I think the security practices and ways of securing the environment is not working, we need to find another way, something that keeps the companies accountable (BlockChain in the supply chain space), employ IPv6 in everything we do and ride ourselves from IPv4 (Networking), encrypt the data at rest (Bitlocker disk encryption where it does not give the user a choice, especially if it is used to entrust user data, PGP Disk encryption works as well) and eventually look at other micro-processor manufacturers like Nvidia or IBM Power CPUs (especially when Intel did nothing after 20 years of knowing there was a problem).

Please give me some of your thoughts, anyone.

T
REISEN1955
50%
50%
REISEN1955,
User Rank: Ninja
8/16/2018 | 9:07:57 AM
Interesting note for history
Much of the architecture of contemporary systems still hold their lines back to the original IBM-AT 286 processor and config.  It was such a solid standard that everything today is still flagged back to it and the original Gang of 7 who rebelled against IBM scrapping that in favor of PS/2 ( a disaster ).   So when we come to this high level processor issues - I sometimes wonder how LONG have these flaws actually been around?    Sometimes i long for the 8088 and DOS 6.22.  


Stop Defending Everything
Kevin Kurzawa, Senior Information Security Auditor,  2/12/2020
Small Business Security: 5 Tips on How and Where to Start
Mike Puglia, Chief Strategy Officer at Kaseya,  2/13/2020
5 Common Errors That Allow Attackers to Go Undetected
Matt Middleton-Leal, General Manager and Chief Security Strategist, Netwrix,  2/12/2020
Register for Dark Reading Newsletters
White Papers
Video
Cartoon
Current Issue
6 Emerging Cyber Threats That Enterprises Face in 2020
This Tech Digest gives an in-depth look at six emerging cyber threats that enterprises could face in 2020. Download your copy today!
Flash Poll
How Enterprises Are Developing and Maintaining Secure Applications
How Enterprises Are Developing and Maintaining Secure Applications
The concept of application security is well known, but application security testing and remediation processes remain unbalanced.
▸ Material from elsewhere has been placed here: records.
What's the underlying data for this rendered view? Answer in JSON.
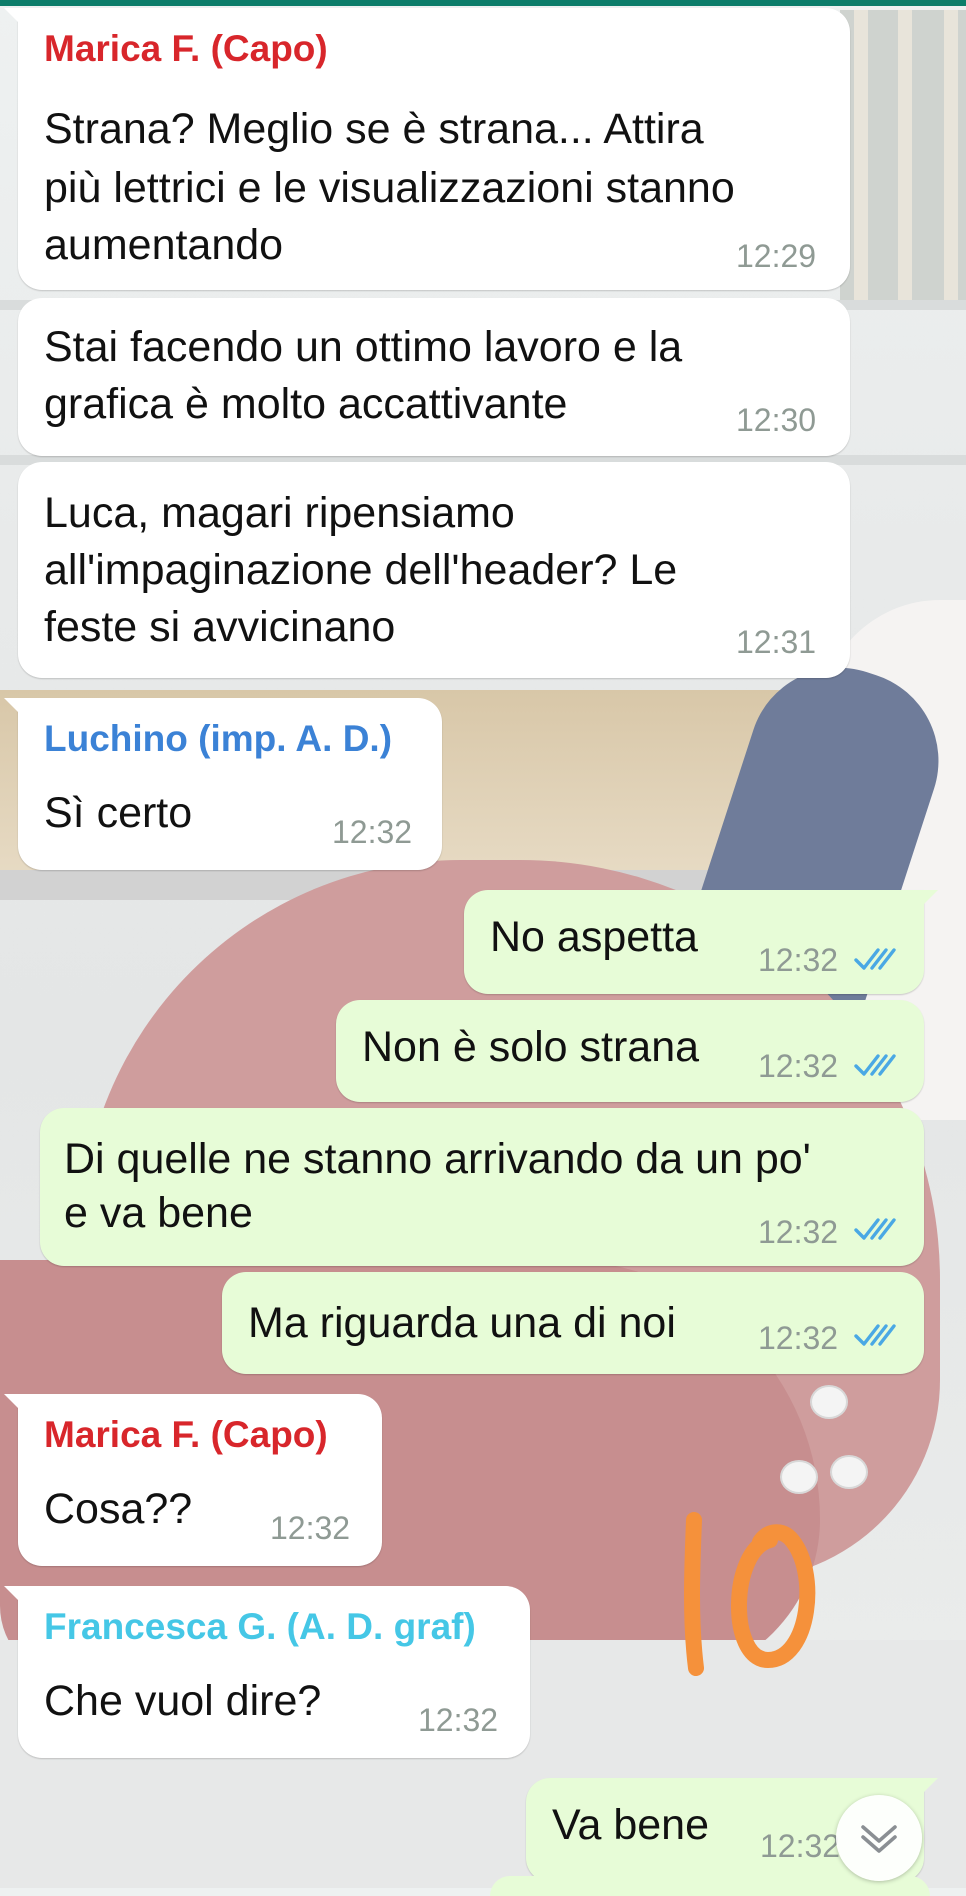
{
  "colors": {
    "incoming_bg": "#ffffff",
    "outgoing_bg": "#e7fcd7",
    "time": "#8f9a94",
    "tick_read": "#4aa8e4",
    "name_marica": "#d8262b",
    "name_luchino": "#3b82d6",
    "name_francesca": "#45c7e6",
    "annotation": "#f5913b"
  },
  "messages": [
    {
      "direction": "in",
      "sender": "Marica F. (Capo)",
      "lines": [
        "Strana? Meglio se è strana... Attira",
        "più lettrici e le visualizzazioni stanno",
        "aumentando"
      ],
      "time": "12:29"
    },
    {
      "direction": "in",
      "lines": [
        "Stai facendo un ottimo lavoro e la",
        "grafica è molto accattivante"
      ],
      "time": "12:30"
    },
    {
      "direction": "in",
      "lines": [
        "Luca, magari ripensiamo",
        "all'impaginazione dell'header? Le",
        "feste si avvicinano"
      ],
      "time": "12:31"
    },
    {
      "direction": "in",
      "sender": "Luchino (imp. A. D.)",
      "lines": [
        "Sì certo"
      ],
      "time": "12:32"
    },
    {
      "direction": "out",
      "lines": [
        "No aspetta"
      ],
      "time": "12:32",
      "status": "read"
    },
    {
      "direction": "out",
      "lines": [
        "Non è solo strana"
      ],
      "time": "12:32",
      "status": "read"
    },
    {
      "direction": "out",
      "lines": [
        "Di quelle ne stanno arrivando da un po'",
        "e va bene"
      ],
      "time": "12:32",
      "status": "read"
    },
    {
      "direction": "out",
      "lines": [
        "Ma riguarda una di noi"
      ],
      "time": "12:32",
      "status": "read"
    },
    {
      "direction": "in",
      "sender": "Marica F. (Capo)",
      "lines": [
        "Cosa??"
      ],
      "time": "12:32"
    },
    {
      "direction": "in",
      "sender": "Francesca G. (A. D. graf)",
      "lines": [
        "Che vuol dire?"
      ],
      "time": "12:32"
    },
    {
      "direction": "out",
      "lines": [
        "Va bene"
      ],
      "time": "12:32"
    }
  ],
  "icons": {
    "read_ticks": "double-check-icon",
    "scroll_down": "chevron-down-icon",
    "annotation": "handwritten-10"
  }
}
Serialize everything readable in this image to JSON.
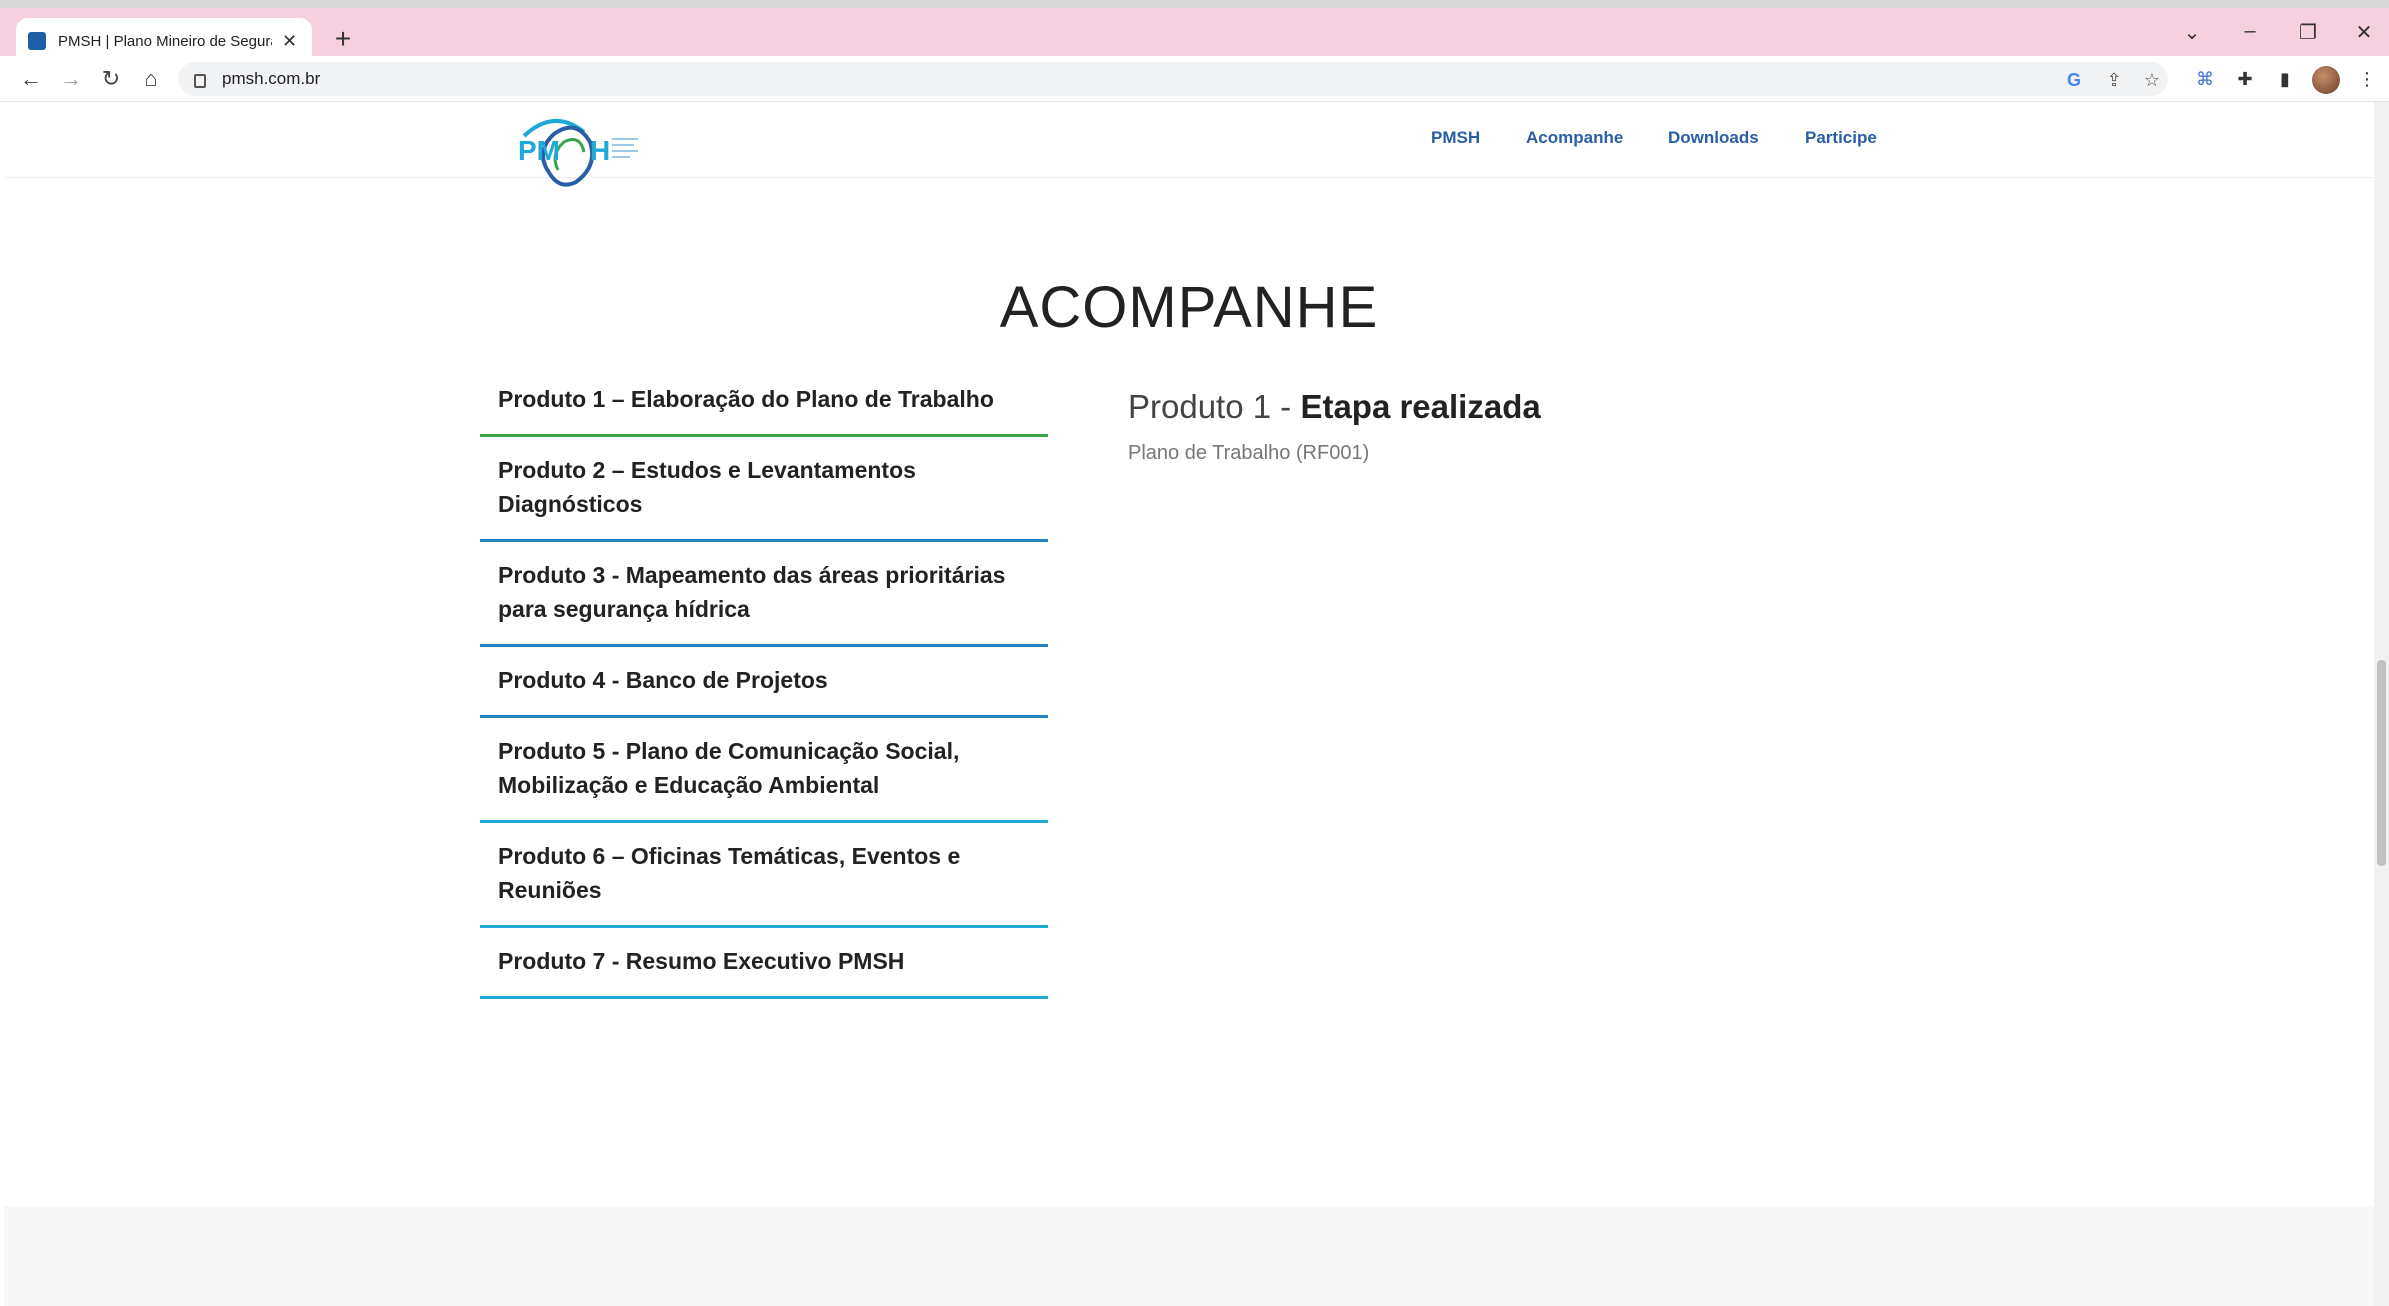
{
  "browser": {
    "tab_title": "PMSH | Plano Mineiro de Segura",
    "tab_close_icon": "close-icon",
    "new_tab_label": "+",
    "url": "pmsh.com.br",
    "window_controls": [
      "chevron-down-icon",
      "minimize-icon",
      "restore-icon",
      "close-icon"
    ]
  },
  "site": {
    "nav": [
      "PMSH",
      "Acompanhe",
      "Downloads",
      "Participe"
    ],
    "page_title": "ACOMPANHE"
  },
  "accordion": [
    "Produto 1 – Elaboração do Plano de Trabalho",
    "Produto 2 – Estudos e Levantamentos Diagnósticos",
    "Produto 3 - Mapeamento das áreas prioritárias para segurança hídrica",
    "Produto 4 - Banco de Projetos",
    "Produto 5 - Plano de Comunicação Social, Mobilização e Educação Ambiental",
    "Produto 6 – Oficinas Temáticas, Eventos e Reuniões",
    "Produto 7 - Resumo Executivo PMSH"
  ],
  "panel": {
    "title_prefix": "Produto 1 - ",
    "title_strong": "Etapa realizada",
    "link": "Plano de Trabalho (RF001)"
  },
  "colors": {
    "nav_blue": "#2a5ea6",
    "accent_green": "#3aa54a",
    "accent_blue": "#2a7fc1",
    "accent_cyan": "#1fa9d6",
    "tabstrip_pink": "#f5d1e0"
  }
}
Most organizations are confident in their approach to AppSec, although others seem to have no approach at all. Read this report to find out more.
Twitter Feed
Dark Reading - Bug Report
Bug Report
Enterprise Vulnerabilities
From DHS/US-CERT's National Vulnerability Database
CVE-2019-5613
PUBLISHED: 2020-02-18
In FreeBSD 12.0-RELEASE before 12.0-RELEASE-p13, a missing check in the ipsec packet processor allows reinjection of an old packet to be accepted by the ipsec endpoint. Depending on the higher-level protocol in use over ipsec, this could allow an action to be repeated.
CVE-2020-7450
PUBLISHED: 2020-02-18
In FreeBSD 12.1-STABLE before r357213, 12.1-RELEASE before 12.1-RELEASE-p2, 12.0-RELEASE before 12.0-RELEASE-p13, 11.3-STABLE before r357214, and 11.3-RELEASE before 11.3-RELEASE-p6, URL handling in libfetch with URLs containing username and/or password components is vulnerable to a heap buffer over...
CVE-2019-10792
PUBLISHED: 2020-02-18
bodymen before 1.1.1 is vulnerable to Prototype Pollution. The handler function could be tricked into adding or modifying properties of Object.prototype using a __proto__ payload.
CVE-2019-10793
PUBLISHED: 2020-02-18
dot-object before 2.1.3 is vulnerable to Prototype Pollution. The set function could be tricked into adding or modifying properties of Object.prototype using a __proto__ payload.
CVE-2019-10794
PUBLISHED: 2020-02-18
All versions of component-flatten are vulnerable to Prototype Pollution. The a function could be tricked into adding or modifying properties of Object.prototype using a __proto__ payload.